Nor does the oil price wrecking ball stop there. Many fear the greatest damage will be done by the effect of lower oil in driving the economies of Britain and Europe into deflation.

Figures yesterday showed that prices last month were 0.2 per cent lower than a year ago. The principal cause was a 6.3 per cent fall in the price of energy.

Deflation is one of the scariest words in economics. It conjures up visions of a Japan-style “lost decade” – or more accurately two of them; low to zero growth and consumers reluctant to spend in the expectation that prices will be lower in six months’ time. Arguably most worrying of all is the effect of falling prices on increasing the real burden of public and private debt. If inflation takes the pain out of debt, deflation adds mightily to it.

But I am not at all convinced that deflation is wholly negative. It can work to stimulate innovation as manufacturers can no longer resort to the traditional “remedy” of jacking up prices.

And deflation has not always been a cause for misery. Over the past 15 years, dramatic falls in the price of electronic hardware and information technology have brought immense computer power into tens of millions of homes. We have enjoyed, too, cheaper clothes and falls in prices of consumer durables. Few wrung their hands in despair. Today we are seeing significant falls in the price of petrol, putting money back into the pockets of households and businesses alike. So long as the lower oil price is passed on, this should see a genuine stimulus to the wider economy, beyond anything that political parties could credibly promise.

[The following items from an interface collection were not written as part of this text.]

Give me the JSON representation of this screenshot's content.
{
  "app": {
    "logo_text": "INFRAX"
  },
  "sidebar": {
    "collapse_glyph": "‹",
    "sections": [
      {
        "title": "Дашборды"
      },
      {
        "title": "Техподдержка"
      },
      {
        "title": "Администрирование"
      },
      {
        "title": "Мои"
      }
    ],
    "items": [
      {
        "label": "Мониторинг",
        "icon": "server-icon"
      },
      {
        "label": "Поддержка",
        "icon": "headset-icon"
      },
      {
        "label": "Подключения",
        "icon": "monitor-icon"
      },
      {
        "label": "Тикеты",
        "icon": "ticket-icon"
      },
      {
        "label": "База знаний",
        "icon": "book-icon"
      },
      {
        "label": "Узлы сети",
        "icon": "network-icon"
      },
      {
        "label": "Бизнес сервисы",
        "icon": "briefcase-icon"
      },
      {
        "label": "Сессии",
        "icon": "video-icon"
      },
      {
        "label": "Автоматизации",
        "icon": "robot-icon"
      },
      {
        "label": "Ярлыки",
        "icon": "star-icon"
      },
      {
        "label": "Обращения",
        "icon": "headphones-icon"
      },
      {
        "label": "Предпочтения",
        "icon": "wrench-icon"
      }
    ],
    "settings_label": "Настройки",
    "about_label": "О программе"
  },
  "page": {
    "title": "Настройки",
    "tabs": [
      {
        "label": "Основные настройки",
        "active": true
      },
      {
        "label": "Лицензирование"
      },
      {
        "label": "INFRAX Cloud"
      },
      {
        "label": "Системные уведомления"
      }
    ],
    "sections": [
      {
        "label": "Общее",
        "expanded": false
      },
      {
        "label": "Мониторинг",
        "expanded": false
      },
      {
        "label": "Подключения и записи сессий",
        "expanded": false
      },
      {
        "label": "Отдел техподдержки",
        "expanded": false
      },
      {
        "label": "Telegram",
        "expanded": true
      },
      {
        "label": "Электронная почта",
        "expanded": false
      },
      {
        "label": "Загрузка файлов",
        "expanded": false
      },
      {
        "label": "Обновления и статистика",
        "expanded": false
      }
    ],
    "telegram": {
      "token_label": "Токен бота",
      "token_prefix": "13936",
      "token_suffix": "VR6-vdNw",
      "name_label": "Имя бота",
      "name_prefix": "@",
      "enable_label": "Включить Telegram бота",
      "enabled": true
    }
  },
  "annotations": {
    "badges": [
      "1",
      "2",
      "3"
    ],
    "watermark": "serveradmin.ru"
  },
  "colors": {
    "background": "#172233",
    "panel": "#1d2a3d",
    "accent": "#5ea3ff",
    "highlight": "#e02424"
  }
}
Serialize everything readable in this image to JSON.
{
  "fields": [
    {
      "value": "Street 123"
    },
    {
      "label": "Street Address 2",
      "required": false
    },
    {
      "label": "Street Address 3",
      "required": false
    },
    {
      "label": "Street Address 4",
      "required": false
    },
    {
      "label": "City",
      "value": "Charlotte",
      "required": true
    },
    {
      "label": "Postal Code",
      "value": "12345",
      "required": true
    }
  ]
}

And it is catalysing wider benefits for consumers. Supermarket giant Sainsbury’s has announced it will cut the prices of 1,000 of its most popular products as part of a £150 million programme, with rival Asda announcing similar plans, saying it would invest £300m in the first quarter of 2015 on cutting prices.

Given all the attention focused on stagnant incomes, household poverty and food banks, this is surely news to be welcomed. Indeed, our grumble is not that prices are falling but that they are not falling as far or as fast as we would like. As it is, pump prices have already fallen from 135p a litre to 109p – a near 20 per cent reduction.

And the impact of deflation on central bank policy may well prove as benign. In the eurozone, the spectre of deflation is piling pressure on the European Central Bank to pull the quantitative easing trigger at its 22 January policy meeting and boost the region’s economy. A bad outcome? We’ve only been waiting three years.

Whether inflation is just above or below zero barely signifies in the greater picture – one in which it has been not “falling oil” but the lamentable failure of Europe’s politicians and its central bank to act that has brought about low growth entrapment and appalling levels of unemployment.

Tellingly, the fall in the oil price – and in the value of the euro on expectations that action may finally be at hand – has helped business confidence across the eurozone to pick up from the lows seen last autumn.

Now the downside, of course, is the prospect of massive geopolitical instability, both across the Middle East as well as Russia, if the oil price remains at this level or falls further. Here, too, I am not convinced that oil much below $80 will prove permanent, though the game of chicken between Saudi Arabia and America’s shale oil producers may have some way yet to run. The price is as likely to see a bounce in the coming months.

In the meantime, it is this broader stimulus – both at home and in critical export markets overseas – that will make a greater contribution to the health and vibrancy of Scotland’s economy than oil staying at $115 a barrel. Scotland will not “go bust”.

But it has just been given a shuddering wake-up call.